Securities and Exchange Commission
Litigation Release No. 17907 / December 20, 2002
Securities and Exchange Commission v. W.J. Nolan & Co., Inc., (U.S.D.C. D.C., Case Number 1: 02CV00044, filed January 8, 2002)
On December 17, 2002, the Securities and Exchange Commission filed a Motion for an Order to Show Cause why a broker-dealer, W.J. Nolan & Co., Inc., and its president and majority shareholder, William J. Nolan, should not be held in contempt of court for failing to pay $192,028.29 in disgorgement and prejudgment interest ordered by the United States District Court for the District of Columbia on June 11, 2002. The Commission is asking the Court to enter an order finding W.J. Nolan and William Nolan in civil contempt and requiring W.J. Nolan and William Nolan to pay the previously-ordered disgorgement and prejudgment interest, plus post-judgment interest, immediately.

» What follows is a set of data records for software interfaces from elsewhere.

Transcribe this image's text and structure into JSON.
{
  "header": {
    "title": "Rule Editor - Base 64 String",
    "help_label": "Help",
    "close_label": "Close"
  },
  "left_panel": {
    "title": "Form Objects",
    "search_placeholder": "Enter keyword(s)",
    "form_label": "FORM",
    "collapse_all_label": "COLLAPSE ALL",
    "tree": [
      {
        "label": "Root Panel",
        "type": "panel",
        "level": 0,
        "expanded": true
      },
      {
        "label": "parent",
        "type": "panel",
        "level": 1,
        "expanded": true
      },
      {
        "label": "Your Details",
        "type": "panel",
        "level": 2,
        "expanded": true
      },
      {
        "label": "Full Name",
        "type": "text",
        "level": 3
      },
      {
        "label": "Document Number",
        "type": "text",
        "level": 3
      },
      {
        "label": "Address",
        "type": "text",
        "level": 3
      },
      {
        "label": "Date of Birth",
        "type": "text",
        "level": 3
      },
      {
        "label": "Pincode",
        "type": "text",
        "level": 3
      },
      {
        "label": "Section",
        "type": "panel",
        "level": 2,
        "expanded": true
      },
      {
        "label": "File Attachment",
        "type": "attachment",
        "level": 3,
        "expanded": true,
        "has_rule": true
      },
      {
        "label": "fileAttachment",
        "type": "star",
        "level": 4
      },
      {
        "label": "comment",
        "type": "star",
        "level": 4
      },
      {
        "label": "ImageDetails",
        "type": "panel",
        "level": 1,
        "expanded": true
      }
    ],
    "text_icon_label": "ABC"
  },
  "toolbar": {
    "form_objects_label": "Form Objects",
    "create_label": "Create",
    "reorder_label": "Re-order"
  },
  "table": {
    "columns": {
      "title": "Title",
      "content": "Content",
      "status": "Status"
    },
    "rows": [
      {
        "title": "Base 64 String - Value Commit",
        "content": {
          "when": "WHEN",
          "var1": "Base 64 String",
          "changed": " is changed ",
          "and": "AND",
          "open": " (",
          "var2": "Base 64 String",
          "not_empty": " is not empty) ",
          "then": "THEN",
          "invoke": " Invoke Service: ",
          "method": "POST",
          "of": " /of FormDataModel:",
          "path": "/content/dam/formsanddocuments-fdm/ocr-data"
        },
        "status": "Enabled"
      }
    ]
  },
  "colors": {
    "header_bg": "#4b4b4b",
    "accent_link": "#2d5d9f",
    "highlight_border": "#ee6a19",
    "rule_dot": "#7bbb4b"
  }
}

In its Motion, the Commission alleged that on September 24, 2001, the Commission entered an order against W.J. Nolan finding that registered representatives at W.J. Nolan's offices in Chicago, Illinois and on Park Avenue in New York engaged in a pattern of sales practice abuses, including churning customer accounts and making unsuitable and unauthorized trades in microcap and penny stocks. As a result of this conduct, the Commission found that W.J. Nolan failed to reasonably supervise those registered representatives in violation of Section 15(b)(4) of the Securities Exchange Act of 1934, allowed unregistered individuals to effect transactions in securities in violation of Section 15(b)(7) of the Exchange Act and Rule 15b7-1 thereunder and willfully failed to comply with the Commission's requirements for penny stock transactions in violation of Section 15(g) of the Exchange Act and Rules 15g-2, 15g-3 and 15g-6 thereunder. Among other things, the Commission's order required W.J. Nolan to pay disgorgement and prejudgment interest totaling $192,028.29 within thirty days of the entry of the order. William Nolan, on behalf of W.J. Nolan, consented to the entry of the Commission's September 24, 2001 order. Yet, W.J. Nolan failed to pay the disgorgement and prejudgment interest as ordered. William Nolan owned and made all decisions on behalf of W.J. Nolan throughout the relevant time period before and after the judgment. In October and November 2001, William Nolan caused W.J. Nolan to file a Form BDW with the Commission seeking to withdraw its registration as a broker-dealer with the Commission, sold assets belonging to W.J. Nolan for $750,000 and deposited the funds into his personal bank accounts in order to avoid paying the Commission's judgment. As a result, the Commission seeks to hold William Nolan personally in contempt of court for W.J. Nolan's failure to pay and is asking the Court to require William Nolan to pay the judgment.